Where a line contains the word "image", copy that line from the records below.

Top of THE INPUT

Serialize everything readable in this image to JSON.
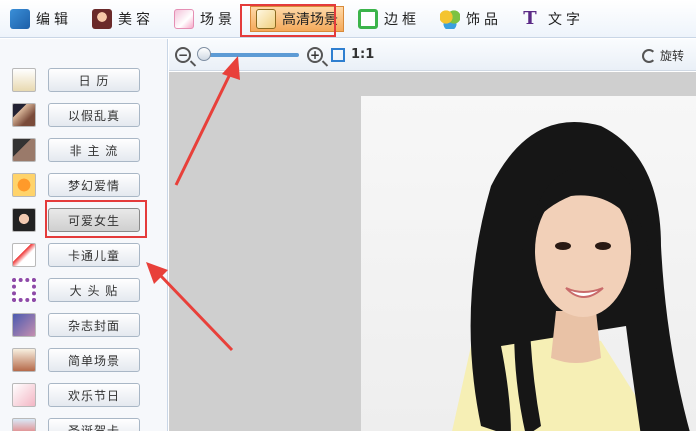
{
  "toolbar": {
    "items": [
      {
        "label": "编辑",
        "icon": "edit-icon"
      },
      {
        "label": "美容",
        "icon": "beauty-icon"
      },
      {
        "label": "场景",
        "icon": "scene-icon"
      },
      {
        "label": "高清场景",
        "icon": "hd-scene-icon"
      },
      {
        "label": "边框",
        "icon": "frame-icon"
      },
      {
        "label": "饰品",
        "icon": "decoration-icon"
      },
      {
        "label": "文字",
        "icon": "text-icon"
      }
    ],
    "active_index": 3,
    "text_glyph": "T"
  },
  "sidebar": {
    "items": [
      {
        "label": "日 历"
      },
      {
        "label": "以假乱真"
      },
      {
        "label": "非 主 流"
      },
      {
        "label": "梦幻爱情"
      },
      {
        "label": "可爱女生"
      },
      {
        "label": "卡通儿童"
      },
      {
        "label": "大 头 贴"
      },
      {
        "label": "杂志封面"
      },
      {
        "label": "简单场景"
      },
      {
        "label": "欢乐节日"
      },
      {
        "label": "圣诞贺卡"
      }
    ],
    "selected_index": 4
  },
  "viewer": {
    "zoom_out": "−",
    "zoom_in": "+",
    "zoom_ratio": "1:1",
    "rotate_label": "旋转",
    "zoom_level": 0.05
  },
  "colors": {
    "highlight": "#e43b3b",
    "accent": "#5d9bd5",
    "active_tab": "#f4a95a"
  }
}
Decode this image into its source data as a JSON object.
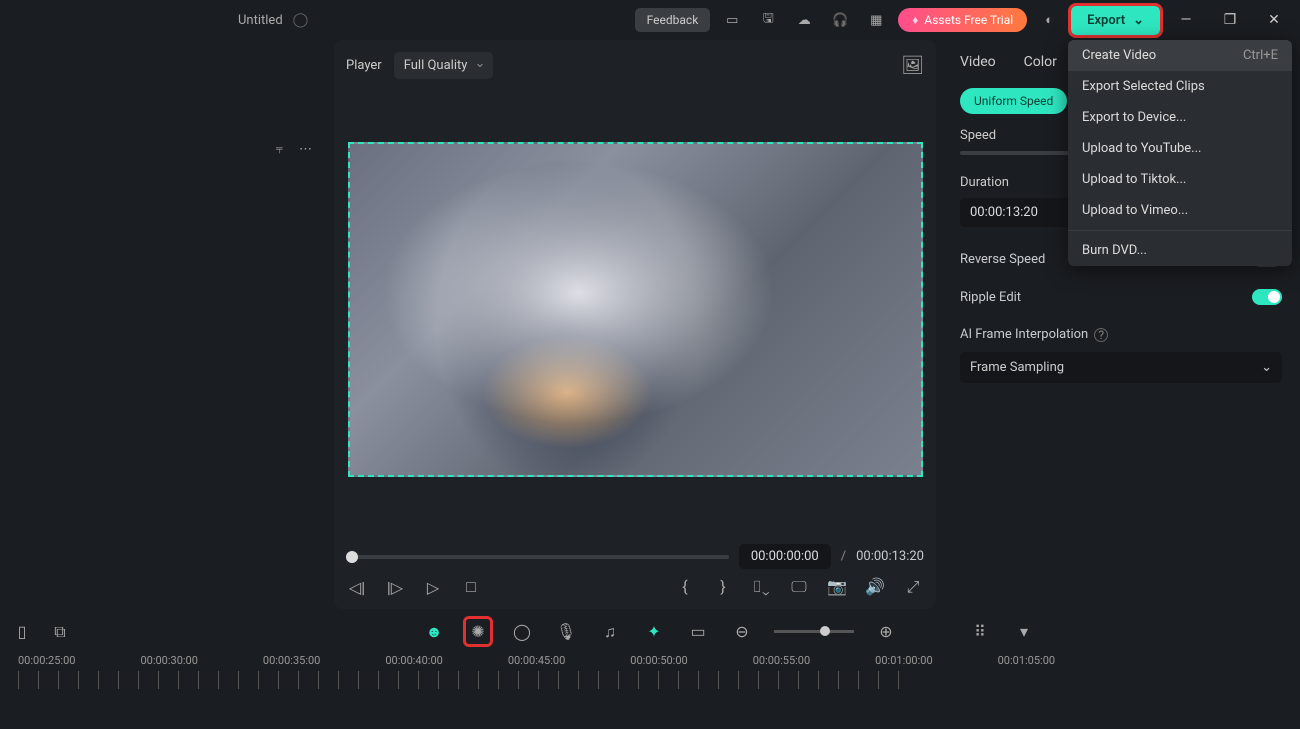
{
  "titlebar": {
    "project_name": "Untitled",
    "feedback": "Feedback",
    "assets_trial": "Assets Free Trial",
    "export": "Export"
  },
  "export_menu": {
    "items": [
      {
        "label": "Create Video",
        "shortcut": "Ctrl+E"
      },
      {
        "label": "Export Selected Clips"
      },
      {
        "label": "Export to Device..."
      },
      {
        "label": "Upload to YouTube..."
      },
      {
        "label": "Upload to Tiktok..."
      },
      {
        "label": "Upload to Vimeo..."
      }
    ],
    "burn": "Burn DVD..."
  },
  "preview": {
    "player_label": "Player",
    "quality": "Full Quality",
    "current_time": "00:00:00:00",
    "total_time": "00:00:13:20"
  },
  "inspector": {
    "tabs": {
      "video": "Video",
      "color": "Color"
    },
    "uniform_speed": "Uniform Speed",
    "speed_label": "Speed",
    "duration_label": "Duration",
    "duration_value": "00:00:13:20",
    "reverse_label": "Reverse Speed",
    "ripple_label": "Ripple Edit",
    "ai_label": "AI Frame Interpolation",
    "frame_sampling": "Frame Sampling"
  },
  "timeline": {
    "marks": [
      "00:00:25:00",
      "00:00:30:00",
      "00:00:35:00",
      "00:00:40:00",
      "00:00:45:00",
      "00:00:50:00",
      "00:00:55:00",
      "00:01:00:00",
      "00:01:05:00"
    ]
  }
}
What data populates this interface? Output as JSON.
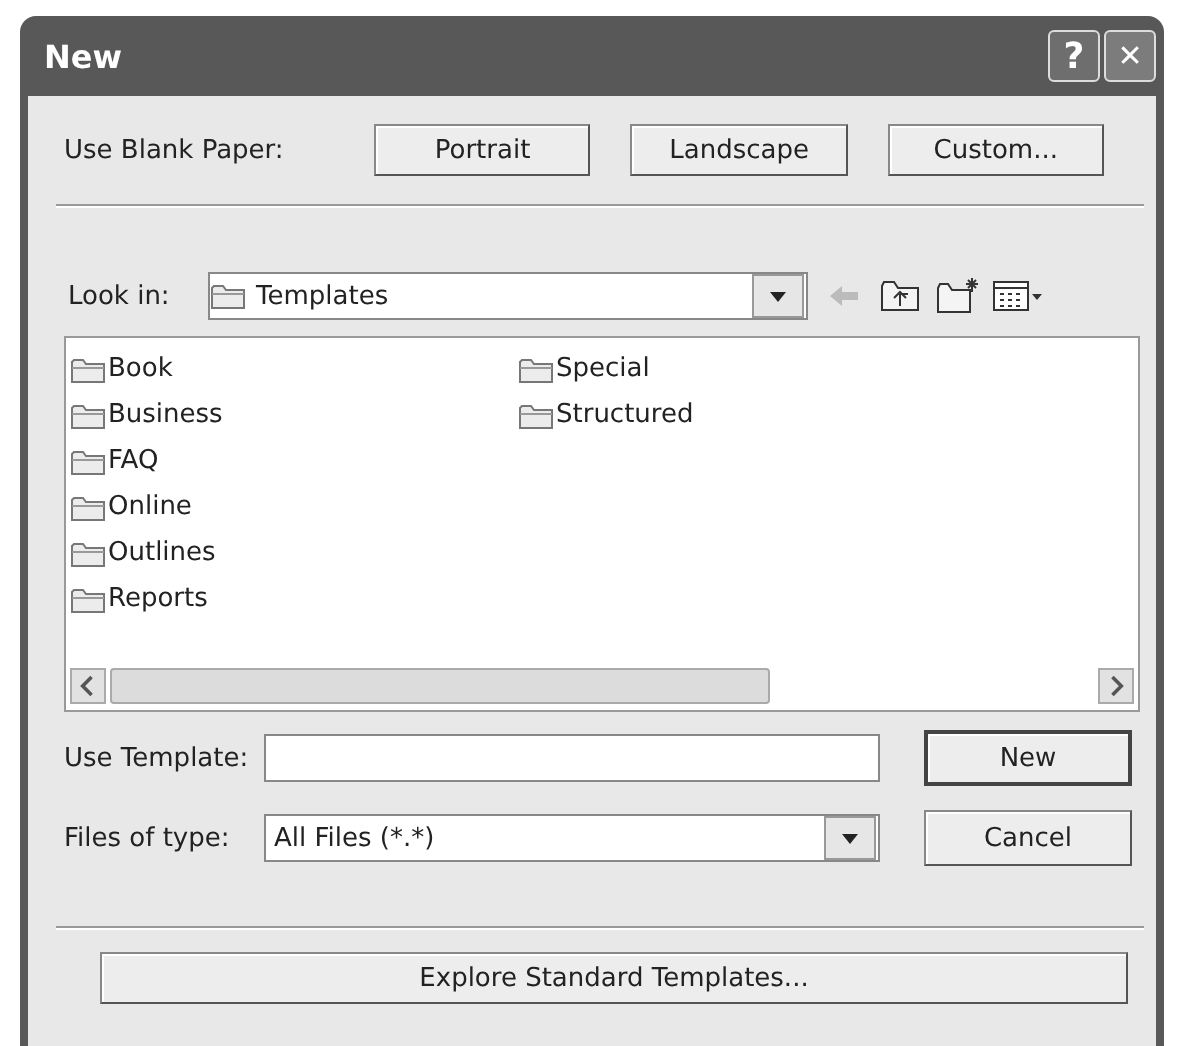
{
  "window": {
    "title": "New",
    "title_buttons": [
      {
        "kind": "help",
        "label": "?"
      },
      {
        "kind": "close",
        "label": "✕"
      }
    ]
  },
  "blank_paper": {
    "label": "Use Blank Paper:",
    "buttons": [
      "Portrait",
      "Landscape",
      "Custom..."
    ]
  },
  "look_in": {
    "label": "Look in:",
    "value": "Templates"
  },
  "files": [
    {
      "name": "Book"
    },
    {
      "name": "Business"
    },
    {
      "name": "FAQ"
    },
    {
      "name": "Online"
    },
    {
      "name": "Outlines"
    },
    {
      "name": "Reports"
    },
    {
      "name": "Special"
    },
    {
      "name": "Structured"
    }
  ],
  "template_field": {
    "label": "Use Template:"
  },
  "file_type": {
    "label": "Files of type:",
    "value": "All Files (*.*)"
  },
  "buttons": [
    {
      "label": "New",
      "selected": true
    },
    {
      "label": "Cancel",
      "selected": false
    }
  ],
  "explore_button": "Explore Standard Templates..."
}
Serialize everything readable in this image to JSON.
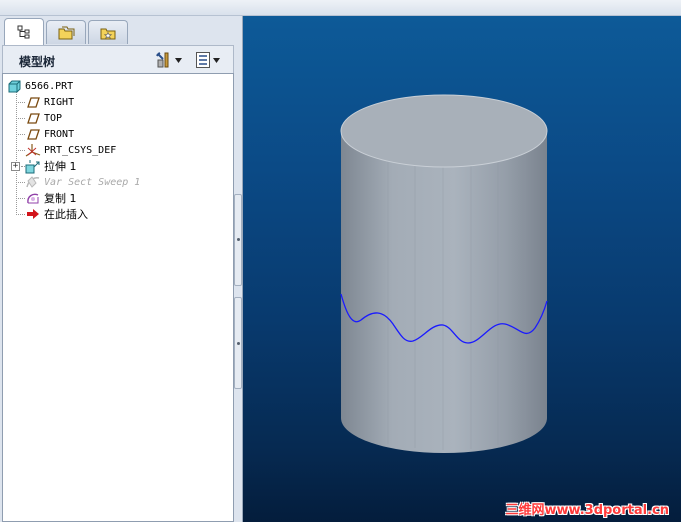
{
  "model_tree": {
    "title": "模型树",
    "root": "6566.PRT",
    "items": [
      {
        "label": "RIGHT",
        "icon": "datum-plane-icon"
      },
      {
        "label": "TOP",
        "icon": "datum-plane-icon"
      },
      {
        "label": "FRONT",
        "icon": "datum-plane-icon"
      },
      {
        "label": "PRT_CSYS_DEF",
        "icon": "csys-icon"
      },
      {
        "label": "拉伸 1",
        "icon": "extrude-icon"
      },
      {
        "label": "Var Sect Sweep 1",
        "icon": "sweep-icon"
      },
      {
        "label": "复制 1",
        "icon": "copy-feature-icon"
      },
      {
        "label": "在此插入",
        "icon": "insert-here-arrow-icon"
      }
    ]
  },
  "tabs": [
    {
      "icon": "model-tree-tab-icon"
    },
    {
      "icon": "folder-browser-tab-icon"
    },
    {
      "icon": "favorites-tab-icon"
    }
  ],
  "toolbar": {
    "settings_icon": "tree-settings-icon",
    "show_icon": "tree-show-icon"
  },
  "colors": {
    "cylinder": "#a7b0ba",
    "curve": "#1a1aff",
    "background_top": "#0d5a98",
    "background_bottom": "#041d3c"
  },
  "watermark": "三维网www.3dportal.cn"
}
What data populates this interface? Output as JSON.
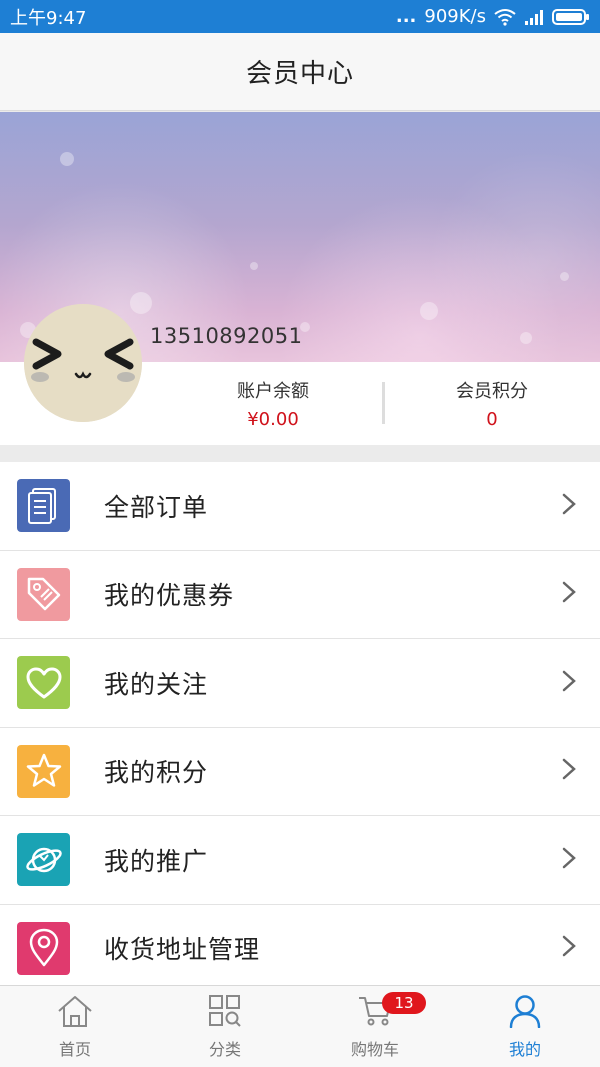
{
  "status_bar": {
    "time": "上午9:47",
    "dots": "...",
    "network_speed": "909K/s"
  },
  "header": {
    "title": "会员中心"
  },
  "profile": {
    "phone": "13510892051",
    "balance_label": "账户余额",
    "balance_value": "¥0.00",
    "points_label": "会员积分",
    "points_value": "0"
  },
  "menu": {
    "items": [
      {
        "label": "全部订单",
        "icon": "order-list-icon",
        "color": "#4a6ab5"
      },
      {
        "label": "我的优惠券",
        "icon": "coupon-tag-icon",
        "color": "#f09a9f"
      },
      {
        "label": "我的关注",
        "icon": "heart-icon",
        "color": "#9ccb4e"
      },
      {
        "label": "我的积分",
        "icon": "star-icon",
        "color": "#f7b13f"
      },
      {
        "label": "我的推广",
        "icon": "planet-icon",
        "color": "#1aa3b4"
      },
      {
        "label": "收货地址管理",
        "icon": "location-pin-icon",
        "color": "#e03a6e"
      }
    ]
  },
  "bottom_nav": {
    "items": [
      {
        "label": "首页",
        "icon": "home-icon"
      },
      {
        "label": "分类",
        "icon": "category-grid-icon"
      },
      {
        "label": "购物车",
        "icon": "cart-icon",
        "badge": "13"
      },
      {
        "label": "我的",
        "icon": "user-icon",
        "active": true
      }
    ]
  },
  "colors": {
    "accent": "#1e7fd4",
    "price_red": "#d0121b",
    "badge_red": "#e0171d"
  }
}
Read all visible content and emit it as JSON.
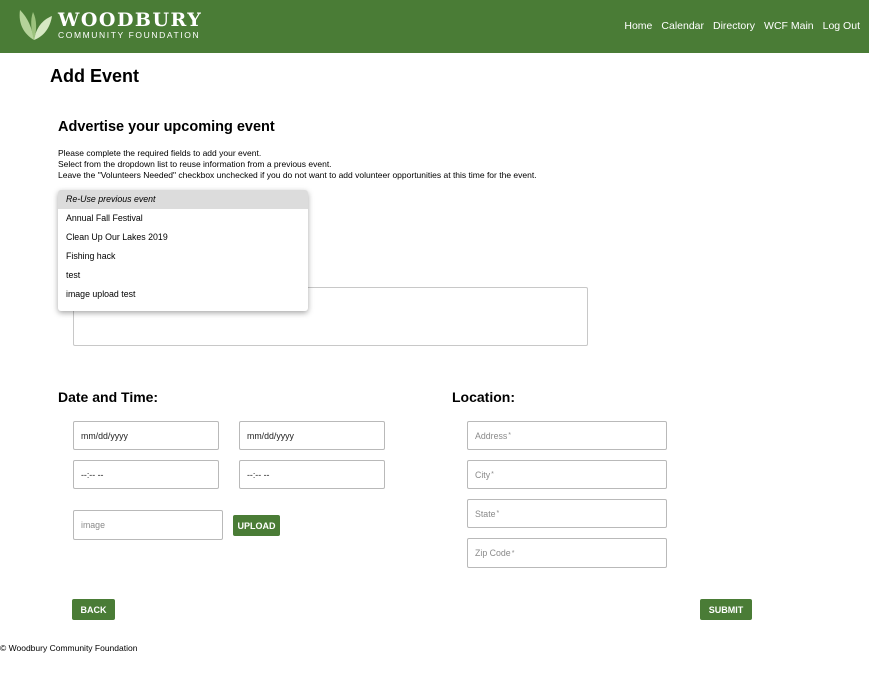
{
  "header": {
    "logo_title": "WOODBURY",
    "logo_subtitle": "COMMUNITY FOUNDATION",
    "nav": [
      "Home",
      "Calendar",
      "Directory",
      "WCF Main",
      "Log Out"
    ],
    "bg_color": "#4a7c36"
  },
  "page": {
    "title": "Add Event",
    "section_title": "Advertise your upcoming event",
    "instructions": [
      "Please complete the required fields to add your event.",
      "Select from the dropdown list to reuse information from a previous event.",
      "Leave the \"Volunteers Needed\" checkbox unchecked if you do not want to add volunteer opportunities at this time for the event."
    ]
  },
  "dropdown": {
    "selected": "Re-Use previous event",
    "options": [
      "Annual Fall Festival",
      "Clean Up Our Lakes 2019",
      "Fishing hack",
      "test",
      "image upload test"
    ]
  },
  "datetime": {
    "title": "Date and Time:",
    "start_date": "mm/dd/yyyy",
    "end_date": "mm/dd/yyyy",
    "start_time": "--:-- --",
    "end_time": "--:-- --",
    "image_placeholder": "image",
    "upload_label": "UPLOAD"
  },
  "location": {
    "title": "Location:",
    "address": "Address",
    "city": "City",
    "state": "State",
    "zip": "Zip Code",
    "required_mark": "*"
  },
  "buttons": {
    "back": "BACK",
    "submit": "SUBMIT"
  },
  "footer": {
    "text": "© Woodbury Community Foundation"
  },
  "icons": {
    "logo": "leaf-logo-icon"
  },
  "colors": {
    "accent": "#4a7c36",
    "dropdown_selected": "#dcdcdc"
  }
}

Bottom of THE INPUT

**EXPECTED ANSWER**
Serialize everything readable in this image to JSON.
Decode this image into its source data as a JSON object.
Serialize everything readable in this image to JSON.
      "image upload test"
    "image_placeholder": "image",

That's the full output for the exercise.